---------- Supplied records

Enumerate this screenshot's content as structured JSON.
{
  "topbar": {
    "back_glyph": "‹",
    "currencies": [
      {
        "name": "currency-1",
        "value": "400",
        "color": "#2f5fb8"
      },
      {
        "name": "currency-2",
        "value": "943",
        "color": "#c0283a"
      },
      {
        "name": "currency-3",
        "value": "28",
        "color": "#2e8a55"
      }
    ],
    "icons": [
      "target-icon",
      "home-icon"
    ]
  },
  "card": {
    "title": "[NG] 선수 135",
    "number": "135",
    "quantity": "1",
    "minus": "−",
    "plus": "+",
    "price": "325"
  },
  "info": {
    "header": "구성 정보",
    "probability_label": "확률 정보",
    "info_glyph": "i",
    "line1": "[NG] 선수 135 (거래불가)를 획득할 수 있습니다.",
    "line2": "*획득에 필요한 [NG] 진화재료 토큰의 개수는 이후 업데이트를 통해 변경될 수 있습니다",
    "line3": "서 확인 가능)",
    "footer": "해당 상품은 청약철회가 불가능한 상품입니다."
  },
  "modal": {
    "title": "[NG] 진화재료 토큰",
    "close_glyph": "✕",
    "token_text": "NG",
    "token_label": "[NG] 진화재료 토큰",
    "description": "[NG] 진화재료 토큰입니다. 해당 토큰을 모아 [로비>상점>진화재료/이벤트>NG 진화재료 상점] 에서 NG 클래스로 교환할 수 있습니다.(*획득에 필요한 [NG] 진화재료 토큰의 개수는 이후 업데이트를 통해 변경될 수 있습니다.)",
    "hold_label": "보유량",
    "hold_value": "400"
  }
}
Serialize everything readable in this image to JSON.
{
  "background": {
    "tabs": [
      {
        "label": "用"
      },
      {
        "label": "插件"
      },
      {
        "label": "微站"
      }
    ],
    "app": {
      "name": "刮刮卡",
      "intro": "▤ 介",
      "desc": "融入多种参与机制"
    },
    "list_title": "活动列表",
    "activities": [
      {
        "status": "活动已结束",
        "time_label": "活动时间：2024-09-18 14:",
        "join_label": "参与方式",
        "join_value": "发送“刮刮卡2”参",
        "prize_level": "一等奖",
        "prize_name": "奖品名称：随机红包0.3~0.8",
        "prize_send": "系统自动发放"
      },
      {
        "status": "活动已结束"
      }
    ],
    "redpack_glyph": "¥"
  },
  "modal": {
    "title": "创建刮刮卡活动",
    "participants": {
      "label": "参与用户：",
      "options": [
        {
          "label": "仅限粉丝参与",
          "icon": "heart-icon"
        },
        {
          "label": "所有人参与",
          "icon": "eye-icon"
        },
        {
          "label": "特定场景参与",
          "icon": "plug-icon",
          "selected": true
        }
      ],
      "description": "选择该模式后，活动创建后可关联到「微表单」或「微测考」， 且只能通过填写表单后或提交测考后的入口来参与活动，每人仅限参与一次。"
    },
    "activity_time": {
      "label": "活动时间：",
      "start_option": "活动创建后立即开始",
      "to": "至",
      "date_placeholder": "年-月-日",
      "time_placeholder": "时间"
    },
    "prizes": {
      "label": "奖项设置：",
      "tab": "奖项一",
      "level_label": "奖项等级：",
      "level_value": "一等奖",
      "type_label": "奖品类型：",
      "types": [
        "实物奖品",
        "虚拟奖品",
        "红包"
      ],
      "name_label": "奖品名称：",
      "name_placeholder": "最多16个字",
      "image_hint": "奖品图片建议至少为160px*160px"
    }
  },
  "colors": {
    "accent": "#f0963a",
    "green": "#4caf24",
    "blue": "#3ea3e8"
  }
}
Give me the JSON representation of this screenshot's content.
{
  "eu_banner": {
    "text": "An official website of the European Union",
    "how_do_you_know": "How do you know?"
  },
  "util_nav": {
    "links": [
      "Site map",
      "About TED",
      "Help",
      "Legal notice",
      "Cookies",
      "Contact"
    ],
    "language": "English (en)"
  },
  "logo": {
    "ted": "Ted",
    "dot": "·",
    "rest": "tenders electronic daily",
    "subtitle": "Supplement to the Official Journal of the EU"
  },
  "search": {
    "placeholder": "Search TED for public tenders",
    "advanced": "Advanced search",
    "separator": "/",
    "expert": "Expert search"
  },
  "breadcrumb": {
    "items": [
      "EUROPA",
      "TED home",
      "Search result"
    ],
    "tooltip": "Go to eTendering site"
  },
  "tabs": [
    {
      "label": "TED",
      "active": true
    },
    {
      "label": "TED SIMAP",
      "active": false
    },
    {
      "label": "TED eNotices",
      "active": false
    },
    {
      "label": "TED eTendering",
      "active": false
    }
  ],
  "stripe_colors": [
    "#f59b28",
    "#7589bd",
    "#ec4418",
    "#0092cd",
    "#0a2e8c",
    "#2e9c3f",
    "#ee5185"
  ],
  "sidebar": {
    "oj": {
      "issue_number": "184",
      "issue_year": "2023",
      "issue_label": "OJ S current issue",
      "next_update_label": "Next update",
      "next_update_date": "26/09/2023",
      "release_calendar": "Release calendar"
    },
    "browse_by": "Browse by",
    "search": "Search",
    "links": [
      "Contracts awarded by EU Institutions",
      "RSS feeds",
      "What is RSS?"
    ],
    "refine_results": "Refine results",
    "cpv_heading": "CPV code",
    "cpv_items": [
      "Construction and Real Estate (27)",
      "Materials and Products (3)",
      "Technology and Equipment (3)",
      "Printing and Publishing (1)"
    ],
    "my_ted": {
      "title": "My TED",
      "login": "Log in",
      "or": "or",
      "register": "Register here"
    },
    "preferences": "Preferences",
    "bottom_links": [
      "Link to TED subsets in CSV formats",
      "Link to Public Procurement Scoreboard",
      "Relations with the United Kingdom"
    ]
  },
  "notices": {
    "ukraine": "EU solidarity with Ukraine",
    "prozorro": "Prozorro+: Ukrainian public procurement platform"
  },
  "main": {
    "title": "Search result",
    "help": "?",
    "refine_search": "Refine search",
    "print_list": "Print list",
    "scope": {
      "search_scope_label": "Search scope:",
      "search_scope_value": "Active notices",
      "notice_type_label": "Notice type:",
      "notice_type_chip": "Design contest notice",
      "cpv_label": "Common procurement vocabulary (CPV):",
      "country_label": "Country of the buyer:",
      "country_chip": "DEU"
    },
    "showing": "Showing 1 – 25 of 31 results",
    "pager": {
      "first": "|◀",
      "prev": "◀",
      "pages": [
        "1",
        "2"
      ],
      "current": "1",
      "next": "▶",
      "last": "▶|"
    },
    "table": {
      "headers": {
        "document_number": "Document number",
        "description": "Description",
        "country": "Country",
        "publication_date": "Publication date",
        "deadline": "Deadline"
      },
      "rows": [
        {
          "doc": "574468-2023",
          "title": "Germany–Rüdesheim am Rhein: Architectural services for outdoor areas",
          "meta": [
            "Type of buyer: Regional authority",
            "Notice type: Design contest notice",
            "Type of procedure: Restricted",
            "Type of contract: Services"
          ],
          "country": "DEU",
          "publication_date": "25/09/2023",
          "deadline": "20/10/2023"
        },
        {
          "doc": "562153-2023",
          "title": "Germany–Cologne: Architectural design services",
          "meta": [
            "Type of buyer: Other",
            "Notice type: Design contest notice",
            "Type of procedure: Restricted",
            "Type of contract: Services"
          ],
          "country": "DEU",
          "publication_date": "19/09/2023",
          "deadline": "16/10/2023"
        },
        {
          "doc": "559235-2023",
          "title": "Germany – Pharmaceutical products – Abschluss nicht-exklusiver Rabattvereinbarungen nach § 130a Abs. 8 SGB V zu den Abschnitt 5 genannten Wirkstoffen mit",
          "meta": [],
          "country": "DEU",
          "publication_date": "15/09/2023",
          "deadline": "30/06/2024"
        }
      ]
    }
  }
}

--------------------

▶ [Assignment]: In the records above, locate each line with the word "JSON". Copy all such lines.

▶ [Written reply]:
Enumerate this screenshot's content as structured JSON.
Serialize everything readable in this image to JSON.
Give me the JSON representation of this screenshot's content.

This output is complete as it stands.